Give the entries again exactly as they appear, but without the images.
══ Task data ══
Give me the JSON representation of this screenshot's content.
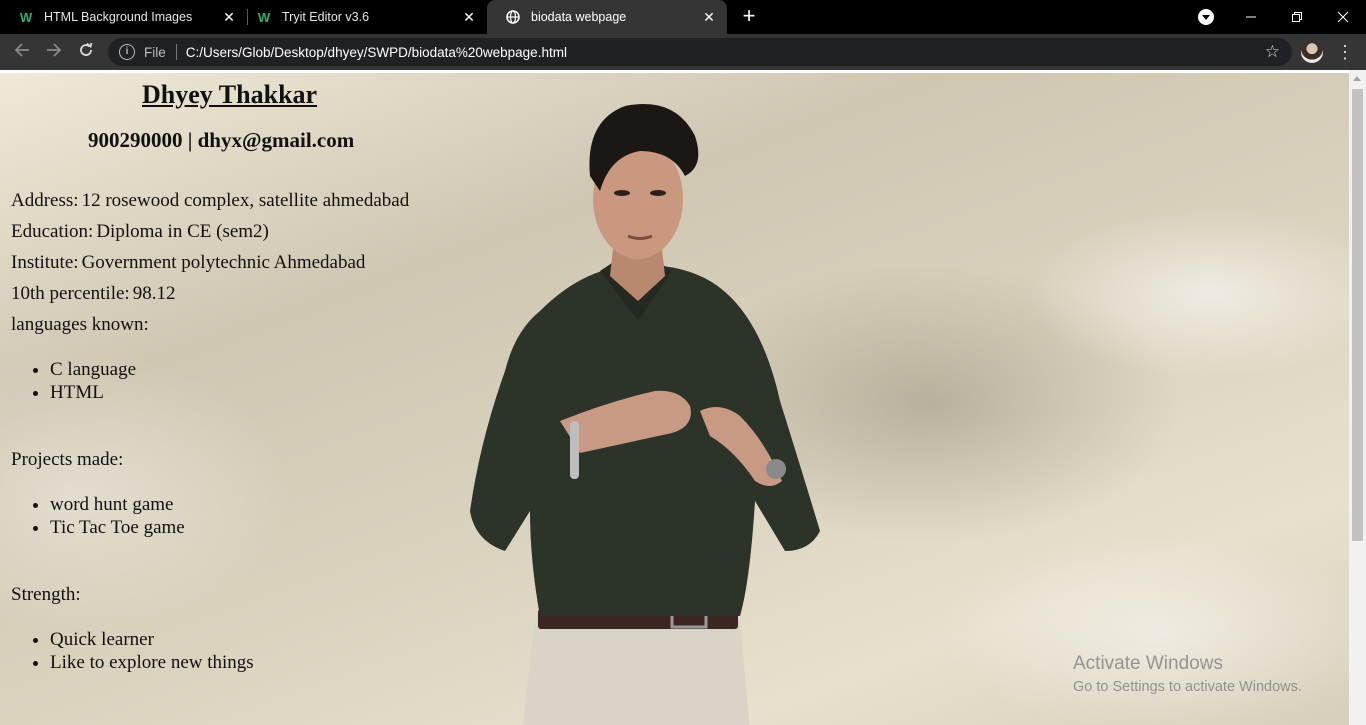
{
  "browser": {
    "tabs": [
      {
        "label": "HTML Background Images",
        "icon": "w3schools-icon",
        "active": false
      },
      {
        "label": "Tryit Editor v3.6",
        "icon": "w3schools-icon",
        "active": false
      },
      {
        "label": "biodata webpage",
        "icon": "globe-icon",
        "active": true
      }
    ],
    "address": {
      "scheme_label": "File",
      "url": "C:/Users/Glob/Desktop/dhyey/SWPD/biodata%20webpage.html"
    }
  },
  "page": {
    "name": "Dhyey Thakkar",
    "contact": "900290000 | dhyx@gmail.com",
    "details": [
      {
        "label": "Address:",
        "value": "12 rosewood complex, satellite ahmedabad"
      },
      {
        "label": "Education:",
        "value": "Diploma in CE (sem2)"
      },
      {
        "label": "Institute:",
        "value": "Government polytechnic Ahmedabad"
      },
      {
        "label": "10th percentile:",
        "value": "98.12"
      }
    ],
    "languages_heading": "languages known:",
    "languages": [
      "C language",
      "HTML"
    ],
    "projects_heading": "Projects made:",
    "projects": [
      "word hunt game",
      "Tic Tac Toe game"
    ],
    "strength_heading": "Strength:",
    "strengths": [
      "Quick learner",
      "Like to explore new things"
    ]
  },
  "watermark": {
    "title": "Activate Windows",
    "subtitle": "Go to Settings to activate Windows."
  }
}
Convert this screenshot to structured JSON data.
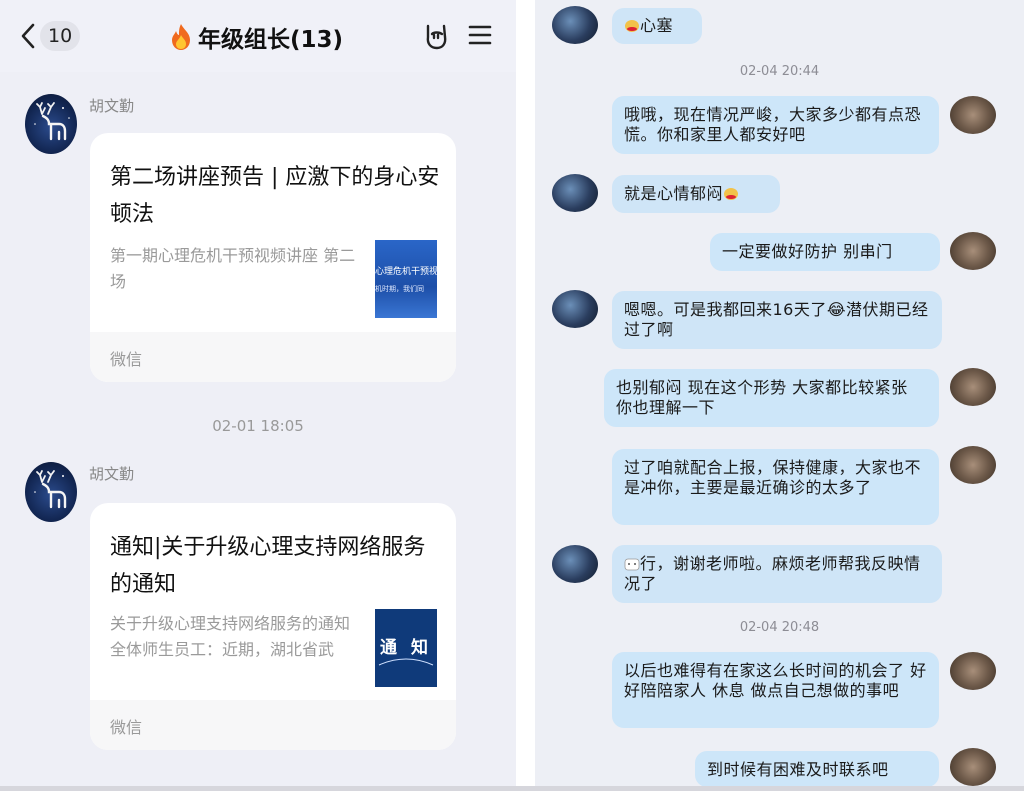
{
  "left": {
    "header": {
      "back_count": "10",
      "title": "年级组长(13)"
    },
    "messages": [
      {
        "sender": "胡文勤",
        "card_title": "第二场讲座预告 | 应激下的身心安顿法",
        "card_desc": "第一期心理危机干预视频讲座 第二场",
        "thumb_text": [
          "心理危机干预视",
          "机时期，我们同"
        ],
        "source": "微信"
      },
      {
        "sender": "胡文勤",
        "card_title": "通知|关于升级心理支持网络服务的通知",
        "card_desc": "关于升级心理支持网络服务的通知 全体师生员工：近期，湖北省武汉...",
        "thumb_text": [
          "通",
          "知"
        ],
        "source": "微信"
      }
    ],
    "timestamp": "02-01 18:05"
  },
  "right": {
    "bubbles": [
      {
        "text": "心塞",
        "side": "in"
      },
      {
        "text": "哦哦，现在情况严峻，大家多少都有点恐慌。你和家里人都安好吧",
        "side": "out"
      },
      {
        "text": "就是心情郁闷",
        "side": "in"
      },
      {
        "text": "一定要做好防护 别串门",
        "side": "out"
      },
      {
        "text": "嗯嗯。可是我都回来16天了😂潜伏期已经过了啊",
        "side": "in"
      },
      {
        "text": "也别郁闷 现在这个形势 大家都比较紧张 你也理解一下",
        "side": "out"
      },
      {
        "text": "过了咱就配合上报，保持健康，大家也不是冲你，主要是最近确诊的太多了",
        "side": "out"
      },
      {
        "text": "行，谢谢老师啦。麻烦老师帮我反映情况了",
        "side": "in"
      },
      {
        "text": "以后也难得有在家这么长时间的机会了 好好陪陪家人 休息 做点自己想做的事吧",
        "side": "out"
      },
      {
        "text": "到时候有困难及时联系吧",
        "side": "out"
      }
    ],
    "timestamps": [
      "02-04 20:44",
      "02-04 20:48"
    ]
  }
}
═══
» Result
Give me the JSON representation of this screenshot's content.
{
  "browser": {
    "tabs": [
      {
        "label": "HTML Background Images",
        "icon": "w3schools-icon",
        "active": false
      },
      {
        "label": "Tryit Editor v3.6",
        "icon": "w3schools-icon",
        "active": false
      },
      {
        "label": "biodata webpage",
        "icon": "globe-icon",
        "active": true
      }
    ],
    "address": {
      "scheme_label": "File",
      "url": "C:/Users/Glob/Desktop/dhyey/SWPD/biodata%20webpage.html"
    }
  },
  "page": {
    "name": "Dhyey Thakkar",
    "contact": "900290000 | dhyx@gmail.com",
    "details": [
      {
        "label": "Address:",
        "value": "12 rosewood complex, satellite ahmedabad"
      },
      {
        "label": "Education:",
        "value": "Diploma in CE (sem2)"
      },
      {
        "label": "Institute:",
        "value": "Government polytechnic Ahmedabad"
      },
      {
        "label": "10th percentile:",
        "value": "98.12"
      }
    ],
    "languages_heading": "languages known:",
    "languages": [
      "C language",
      "HTML"
    ],
    "projects_heading": "Projects made:",
    "projects": [
      "word hunt game",
      "Tic Tac Toe game"
    ],
    "strength_heading": "Strength:",
    "strengths": [
      "Quick learner",
      "Like to explore new things"
    ]
  },
  "watermark": {
    "title": "Activate Windows",
    "subtitle": "Go to Settings to activate Windows."
  }
}
Convert this screenshot to structured JSON data.
{
  "left": {
    "header": {
      "back_count": "10",
      "title": "年级组长(13)"
    },
    "messages": [
      {
        "sender": "胡文勤",
        "card_title": "第二场讲座预告 | 应激下的身心安顿法",
        "card_desc": "第一期心理危机干预视频讲座 第二场",
        "thumb_text": [
          "心理危机干预视",
          "机时期，我们同"
        ],
        "source": "微信"
      },
      {
        "sender": "胡文勤",
        "card_title": "通知|关于升级心理支持网络服务的通知",
        "card_desc": "关于升级心理支持网络服务的通知 全体师生员工：近期，湖北省武汉...",
        "thumb_text": [
          "通",
          "知"
        ],
        "source": "微信"
      }
    ],
    "timestamp": "02-01 18:05"
  },
  "right": {
    "bubbles": [
      {
        "text": "心塞",
        "side": "in"
      },
      {
        "text": "哦哦，现在情况严峻，大家多少都有点恐慌。你和家里人都安好吧",
        "side": "out"
      },
      {
        "text": "就是心情郁闷",
        "side": "in"
      },
      {
        "text": "一定要做好防护 别串门",
        "side": "out"
      },
      {
        "text": "嗯嗯。可是我都回来16天了😂潜伏期已经过了啊",
        "side": "in"
      },
      {
        "text": "也别郁闷 现在这个形势 大家都比较紧张 你也理解一下",
        "side": "out"
      },
      {
        "text": "过了咱就配合上报，保持健康，大家也不是冲你，主要是最近确诊的太多了",
        "side": "out"
      },
      {
        "text": "行，谢谢老师啦。麻烦老师帮我反映情况了",
        "side": "in"
      },
      {
        "text": "以后也难得有在家这么长时间的机会了 好好陪陪家人 休息 做点自己想做的事吧",
        "side": "out"
      },
      {
        "text": "到时候有困难及时联系吧",
        "side": "out"
      }
    ],
    "timestamps": [
      "02-04 20:44",
      "02-04 20:48"
    ]
  }
}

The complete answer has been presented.